Only a number is wanted: how many lines of the entries include the string "Blanca"?

Supplied material »
★ ★ ★ ★ ★

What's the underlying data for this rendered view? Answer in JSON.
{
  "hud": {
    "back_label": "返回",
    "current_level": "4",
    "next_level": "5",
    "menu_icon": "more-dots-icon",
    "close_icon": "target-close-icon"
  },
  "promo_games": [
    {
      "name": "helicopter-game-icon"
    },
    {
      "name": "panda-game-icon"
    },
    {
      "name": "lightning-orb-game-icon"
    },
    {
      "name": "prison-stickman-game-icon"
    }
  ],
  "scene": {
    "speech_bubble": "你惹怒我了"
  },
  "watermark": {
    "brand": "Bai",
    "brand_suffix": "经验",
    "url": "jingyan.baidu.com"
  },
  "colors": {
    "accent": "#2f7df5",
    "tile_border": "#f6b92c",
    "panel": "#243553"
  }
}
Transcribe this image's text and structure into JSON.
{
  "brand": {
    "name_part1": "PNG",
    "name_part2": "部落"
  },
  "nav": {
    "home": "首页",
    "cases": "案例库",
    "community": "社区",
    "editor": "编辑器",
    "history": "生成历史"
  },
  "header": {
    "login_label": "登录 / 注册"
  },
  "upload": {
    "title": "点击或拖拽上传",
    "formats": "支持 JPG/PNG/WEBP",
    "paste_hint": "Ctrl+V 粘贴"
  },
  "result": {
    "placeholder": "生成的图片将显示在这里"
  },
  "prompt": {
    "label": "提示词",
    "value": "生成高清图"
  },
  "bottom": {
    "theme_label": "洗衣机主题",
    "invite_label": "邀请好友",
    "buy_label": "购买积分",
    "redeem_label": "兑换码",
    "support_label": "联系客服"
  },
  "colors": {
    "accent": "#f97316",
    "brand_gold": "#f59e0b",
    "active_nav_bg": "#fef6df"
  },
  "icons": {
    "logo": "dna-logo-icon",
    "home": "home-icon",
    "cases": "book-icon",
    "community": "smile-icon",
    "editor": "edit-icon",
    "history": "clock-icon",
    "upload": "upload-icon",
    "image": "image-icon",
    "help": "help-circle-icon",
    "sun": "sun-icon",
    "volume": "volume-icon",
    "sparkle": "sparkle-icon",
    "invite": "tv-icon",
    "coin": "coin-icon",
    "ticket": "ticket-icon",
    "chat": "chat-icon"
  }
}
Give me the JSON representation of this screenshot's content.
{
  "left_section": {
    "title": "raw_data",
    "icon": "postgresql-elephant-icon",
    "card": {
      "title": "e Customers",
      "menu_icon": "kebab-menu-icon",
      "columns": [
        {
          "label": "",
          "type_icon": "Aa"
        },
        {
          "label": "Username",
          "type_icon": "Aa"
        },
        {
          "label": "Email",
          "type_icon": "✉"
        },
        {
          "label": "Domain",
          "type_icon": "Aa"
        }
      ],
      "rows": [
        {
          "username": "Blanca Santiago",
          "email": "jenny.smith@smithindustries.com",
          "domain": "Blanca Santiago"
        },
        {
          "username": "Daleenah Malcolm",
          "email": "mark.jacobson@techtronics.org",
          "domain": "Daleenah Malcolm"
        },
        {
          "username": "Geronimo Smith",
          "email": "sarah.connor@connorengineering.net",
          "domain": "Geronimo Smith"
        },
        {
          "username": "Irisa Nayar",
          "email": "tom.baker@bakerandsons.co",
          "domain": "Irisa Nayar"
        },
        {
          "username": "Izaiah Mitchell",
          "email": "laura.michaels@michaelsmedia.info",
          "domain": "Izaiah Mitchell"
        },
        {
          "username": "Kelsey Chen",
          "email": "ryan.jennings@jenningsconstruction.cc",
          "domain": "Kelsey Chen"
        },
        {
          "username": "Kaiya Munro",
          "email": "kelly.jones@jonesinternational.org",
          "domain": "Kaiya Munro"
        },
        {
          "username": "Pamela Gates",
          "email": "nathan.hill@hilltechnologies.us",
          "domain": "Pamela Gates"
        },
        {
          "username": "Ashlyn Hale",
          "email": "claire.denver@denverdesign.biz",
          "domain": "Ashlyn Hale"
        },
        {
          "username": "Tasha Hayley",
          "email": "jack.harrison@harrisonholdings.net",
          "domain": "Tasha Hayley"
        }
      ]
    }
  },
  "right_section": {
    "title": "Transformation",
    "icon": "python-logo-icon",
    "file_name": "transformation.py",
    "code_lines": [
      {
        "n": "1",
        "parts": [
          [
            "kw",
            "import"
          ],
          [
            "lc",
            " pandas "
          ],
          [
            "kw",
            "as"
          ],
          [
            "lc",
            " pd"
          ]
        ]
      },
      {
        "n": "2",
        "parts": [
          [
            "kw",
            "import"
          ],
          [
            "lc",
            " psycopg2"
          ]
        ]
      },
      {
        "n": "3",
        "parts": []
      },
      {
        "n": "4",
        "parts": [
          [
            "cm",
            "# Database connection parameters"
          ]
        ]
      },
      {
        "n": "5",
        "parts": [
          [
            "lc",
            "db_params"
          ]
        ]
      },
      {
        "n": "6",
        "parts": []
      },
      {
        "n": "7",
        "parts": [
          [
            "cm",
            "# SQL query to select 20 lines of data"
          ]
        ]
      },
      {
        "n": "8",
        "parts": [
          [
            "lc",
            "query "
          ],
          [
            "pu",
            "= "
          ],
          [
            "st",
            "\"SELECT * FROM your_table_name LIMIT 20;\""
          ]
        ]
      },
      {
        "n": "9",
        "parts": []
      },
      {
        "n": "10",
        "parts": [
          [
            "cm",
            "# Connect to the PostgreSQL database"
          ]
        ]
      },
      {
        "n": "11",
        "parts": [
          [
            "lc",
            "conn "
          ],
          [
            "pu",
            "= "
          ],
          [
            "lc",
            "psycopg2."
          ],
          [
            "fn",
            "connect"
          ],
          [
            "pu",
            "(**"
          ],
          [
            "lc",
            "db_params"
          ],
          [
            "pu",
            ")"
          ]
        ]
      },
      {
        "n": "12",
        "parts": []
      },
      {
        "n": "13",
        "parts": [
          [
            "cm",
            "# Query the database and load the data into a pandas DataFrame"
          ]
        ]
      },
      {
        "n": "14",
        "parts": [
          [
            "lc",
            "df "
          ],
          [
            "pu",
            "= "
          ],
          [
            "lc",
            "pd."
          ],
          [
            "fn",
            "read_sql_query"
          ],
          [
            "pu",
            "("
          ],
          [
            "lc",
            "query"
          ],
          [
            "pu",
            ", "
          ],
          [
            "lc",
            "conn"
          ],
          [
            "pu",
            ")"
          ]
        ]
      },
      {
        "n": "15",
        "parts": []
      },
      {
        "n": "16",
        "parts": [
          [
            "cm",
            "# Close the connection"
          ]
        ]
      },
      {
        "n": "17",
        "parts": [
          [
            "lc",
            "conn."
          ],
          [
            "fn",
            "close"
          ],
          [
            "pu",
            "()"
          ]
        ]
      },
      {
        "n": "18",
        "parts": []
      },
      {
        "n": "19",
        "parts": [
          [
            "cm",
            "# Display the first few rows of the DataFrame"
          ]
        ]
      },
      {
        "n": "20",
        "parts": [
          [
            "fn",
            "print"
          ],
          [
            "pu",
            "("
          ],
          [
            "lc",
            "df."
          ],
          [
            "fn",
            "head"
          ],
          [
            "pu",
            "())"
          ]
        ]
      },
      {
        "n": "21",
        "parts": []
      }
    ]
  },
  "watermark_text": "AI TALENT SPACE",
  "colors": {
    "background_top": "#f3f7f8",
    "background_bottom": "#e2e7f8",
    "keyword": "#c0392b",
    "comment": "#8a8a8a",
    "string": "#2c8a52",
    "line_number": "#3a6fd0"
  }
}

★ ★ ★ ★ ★

Response to this task »
2